So this allows our application to load the js files over the local host. Now use Visual Studio Code and open the entire js folder of our project.  If you played with React Native a bit before starting this tutorial this will not seem so confusing or scary.  All React Native code has to start from an index file.  Since we are using iOS it will be specifically called index.ios.js. So create a new file that will be our index file and let’s create our first view and name the file index.ios.js.  In the file we import the needed React Native components and return and render the view.

'use strict';
import {
} from 'react-native';
import React, { Component } from 'react';

export default class RNView extends Component {
 render() {
    <View style={{flex:1,alignItems:'center',justifyContent:'center'}}>
        <Text>HELLO FROM REACT NATIVE</Text> 
AppRegistry.registerComponent('RNView', ()=> RNView);


Be sure to save the file with Command-S.  All we need to do now is make sure everything is working.  Open a terminal window on the js folder and type

npm start

You should see the server start up in terminal.  Go to the iOS workspace and open the ViewController file and at the top declare a variable for our react native view.

var reactView : RCTRootView!

In the viewDidLoad function add the reactView to the main view.
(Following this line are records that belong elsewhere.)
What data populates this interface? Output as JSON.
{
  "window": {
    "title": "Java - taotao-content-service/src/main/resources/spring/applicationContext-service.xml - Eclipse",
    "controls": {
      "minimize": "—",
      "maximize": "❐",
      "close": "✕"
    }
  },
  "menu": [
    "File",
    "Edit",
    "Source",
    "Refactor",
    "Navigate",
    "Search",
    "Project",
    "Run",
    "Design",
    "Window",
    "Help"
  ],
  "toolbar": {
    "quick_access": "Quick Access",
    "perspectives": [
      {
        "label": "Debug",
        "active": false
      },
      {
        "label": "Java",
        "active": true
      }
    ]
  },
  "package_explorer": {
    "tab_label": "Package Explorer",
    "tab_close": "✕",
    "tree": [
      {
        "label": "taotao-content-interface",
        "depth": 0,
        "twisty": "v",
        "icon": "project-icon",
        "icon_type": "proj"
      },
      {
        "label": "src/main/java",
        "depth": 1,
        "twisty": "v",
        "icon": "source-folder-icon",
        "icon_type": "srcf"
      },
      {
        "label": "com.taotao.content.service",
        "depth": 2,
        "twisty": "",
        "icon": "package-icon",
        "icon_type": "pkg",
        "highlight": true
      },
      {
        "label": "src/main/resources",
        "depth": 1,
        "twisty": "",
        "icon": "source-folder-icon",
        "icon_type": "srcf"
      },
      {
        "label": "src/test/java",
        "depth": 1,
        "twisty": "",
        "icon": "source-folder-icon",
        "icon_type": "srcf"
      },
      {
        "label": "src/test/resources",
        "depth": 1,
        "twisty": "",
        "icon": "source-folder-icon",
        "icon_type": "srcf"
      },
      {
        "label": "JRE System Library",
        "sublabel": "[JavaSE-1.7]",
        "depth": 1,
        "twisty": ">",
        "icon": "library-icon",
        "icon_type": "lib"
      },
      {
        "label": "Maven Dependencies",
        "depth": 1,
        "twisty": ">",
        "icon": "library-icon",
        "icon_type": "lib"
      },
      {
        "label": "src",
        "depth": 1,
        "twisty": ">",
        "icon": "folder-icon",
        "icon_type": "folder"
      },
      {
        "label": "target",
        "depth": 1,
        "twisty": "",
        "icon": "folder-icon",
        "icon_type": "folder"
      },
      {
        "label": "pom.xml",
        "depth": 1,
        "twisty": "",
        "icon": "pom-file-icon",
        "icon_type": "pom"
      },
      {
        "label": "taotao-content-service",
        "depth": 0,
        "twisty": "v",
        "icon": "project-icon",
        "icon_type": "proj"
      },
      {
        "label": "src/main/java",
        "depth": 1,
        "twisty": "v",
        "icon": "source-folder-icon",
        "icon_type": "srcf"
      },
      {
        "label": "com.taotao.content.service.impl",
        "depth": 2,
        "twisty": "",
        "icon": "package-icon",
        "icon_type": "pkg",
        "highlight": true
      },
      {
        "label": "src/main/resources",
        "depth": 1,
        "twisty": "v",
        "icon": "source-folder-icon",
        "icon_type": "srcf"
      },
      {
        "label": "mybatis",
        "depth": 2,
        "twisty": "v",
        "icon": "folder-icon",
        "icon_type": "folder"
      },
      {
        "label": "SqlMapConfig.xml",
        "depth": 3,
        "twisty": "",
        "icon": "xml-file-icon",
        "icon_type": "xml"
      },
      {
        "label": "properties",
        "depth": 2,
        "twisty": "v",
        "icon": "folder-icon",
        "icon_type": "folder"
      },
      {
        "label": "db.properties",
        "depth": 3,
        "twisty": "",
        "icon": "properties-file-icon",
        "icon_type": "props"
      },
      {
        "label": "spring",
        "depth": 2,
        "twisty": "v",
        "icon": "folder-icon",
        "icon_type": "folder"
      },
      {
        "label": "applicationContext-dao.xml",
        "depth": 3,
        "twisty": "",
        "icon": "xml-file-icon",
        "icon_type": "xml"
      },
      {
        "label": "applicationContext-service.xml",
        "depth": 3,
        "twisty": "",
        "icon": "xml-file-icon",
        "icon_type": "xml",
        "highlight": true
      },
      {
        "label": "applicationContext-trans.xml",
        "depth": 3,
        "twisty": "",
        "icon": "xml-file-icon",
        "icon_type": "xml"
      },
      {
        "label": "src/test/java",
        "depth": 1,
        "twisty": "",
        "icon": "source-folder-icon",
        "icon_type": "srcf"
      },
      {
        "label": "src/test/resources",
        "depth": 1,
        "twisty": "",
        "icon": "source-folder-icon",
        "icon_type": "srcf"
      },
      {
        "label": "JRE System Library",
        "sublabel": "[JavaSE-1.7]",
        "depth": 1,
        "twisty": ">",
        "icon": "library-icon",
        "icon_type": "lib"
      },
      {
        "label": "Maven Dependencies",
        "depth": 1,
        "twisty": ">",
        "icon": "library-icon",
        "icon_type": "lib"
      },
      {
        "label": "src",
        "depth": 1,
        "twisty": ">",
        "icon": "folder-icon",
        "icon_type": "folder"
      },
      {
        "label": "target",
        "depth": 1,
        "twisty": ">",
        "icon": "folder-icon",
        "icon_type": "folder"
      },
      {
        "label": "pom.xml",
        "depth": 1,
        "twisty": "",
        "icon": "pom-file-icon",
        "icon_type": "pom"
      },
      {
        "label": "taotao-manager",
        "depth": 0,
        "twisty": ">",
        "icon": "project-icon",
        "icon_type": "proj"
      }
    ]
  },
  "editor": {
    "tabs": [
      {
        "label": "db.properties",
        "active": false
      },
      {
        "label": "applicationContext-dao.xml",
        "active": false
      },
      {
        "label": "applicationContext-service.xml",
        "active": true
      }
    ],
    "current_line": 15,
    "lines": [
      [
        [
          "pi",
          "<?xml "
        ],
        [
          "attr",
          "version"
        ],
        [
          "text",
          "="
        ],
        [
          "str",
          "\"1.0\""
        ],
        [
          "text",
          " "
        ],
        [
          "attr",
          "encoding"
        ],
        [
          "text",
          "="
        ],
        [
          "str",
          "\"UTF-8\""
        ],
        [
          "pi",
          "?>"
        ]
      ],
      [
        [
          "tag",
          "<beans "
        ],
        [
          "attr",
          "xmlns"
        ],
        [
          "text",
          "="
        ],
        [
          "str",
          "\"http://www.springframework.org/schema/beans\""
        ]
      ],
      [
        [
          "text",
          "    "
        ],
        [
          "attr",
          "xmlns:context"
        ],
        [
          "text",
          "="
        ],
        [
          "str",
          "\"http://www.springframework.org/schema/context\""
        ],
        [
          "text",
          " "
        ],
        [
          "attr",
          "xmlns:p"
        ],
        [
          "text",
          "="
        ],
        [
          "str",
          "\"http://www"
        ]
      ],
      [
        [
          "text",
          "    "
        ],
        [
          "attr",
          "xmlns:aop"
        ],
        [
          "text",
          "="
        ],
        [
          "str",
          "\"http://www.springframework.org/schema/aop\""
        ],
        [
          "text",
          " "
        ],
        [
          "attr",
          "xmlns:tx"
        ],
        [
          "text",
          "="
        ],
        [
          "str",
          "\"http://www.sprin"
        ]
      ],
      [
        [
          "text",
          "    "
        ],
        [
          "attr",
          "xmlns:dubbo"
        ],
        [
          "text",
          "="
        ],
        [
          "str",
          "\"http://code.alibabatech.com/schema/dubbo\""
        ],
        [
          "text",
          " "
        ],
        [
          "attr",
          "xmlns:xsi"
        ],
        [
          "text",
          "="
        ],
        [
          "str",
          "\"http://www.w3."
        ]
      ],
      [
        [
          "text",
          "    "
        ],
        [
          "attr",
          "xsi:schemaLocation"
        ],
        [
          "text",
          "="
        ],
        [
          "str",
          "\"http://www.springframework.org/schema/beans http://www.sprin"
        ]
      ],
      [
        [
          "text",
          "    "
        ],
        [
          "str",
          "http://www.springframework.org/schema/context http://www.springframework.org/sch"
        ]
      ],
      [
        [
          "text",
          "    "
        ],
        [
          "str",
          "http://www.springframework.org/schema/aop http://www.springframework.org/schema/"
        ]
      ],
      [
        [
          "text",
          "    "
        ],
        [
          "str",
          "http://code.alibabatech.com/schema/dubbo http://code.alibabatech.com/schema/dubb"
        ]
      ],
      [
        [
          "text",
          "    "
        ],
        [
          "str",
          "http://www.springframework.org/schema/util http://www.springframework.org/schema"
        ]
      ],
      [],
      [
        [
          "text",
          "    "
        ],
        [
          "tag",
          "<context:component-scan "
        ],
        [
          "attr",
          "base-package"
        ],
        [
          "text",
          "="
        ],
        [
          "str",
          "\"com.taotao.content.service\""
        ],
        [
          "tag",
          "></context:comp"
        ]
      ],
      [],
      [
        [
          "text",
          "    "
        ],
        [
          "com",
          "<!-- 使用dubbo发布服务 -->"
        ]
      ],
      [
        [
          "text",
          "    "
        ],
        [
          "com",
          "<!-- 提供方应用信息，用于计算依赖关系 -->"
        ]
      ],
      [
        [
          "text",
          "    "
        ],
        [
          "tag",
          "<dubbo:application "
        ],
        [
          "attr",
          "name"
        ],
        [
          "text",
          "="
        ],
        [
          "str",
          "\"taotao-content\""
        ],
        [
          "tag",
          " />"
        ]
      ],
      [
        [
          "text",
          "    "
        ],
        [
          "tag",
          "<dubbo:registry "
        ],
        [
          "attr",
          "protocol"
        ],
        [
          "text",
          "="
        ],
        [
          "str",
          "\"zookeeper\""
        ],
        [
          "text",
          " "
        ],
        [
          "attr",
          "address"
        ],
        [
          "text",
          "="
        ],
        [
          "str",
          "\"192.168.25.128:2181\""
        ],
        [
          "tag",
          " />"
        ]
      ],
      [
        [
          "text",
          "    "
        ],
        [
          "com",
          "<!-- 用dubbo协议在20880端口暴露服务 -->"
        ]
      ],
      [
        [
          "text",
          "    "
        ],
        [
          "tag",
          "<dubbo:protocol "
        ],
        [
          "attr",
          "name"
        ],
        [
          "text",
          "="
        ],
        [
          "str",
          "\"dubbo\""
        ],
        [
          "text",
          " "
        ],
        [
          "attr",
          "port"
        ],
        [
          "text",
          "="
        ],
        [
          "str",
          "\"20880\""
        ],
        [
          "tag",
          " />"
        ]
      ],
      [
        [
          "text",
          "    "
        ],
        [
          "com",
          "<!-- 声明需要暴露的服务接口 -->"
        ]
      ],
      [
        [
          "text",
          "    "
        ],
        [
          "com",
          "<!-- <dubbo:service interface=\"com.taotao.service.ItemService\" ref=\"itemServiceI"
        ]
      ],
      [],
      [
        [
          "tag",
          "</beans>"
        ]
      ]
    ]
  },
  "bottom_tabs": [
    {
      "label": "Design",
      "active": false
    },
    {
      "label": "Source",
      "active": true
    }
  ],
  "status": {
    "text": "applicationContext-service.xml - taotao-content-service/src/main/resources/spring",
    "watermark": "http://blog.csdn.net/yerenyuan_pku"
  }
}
override func viewDidLoad() {
        // Do any additional setup after loading the view, typically from a nib.
        reactView = RCTRootView(
            bundleURL: URL(string: "http://localhost:8081/index.ios.bundle?platform=ios"),
            moduleName: "RNView",
            initialProperties: nil,
            launchOptions: nil)
        reactView.frame = self.view.bounds
        reactView.autoresizingMask = [.flexibleWidth,.flexibleHeight]


As long as you have the development server running you should be good to go so run the app and you should see your new view from the world of React Native.



Some tips from here would be that you can go to the simulator menu and shake to enable hot reloading that will allow you to style the view in real time very quickly.  Also, on a real device you may need to replace localhost with your computers address on the network.  Good luck and happy coding.

Check out the tutorial on adding a react native camera to a native app and learn how to pass props and calls functions.  This basic setup will work and we will use it in many tutorials in the future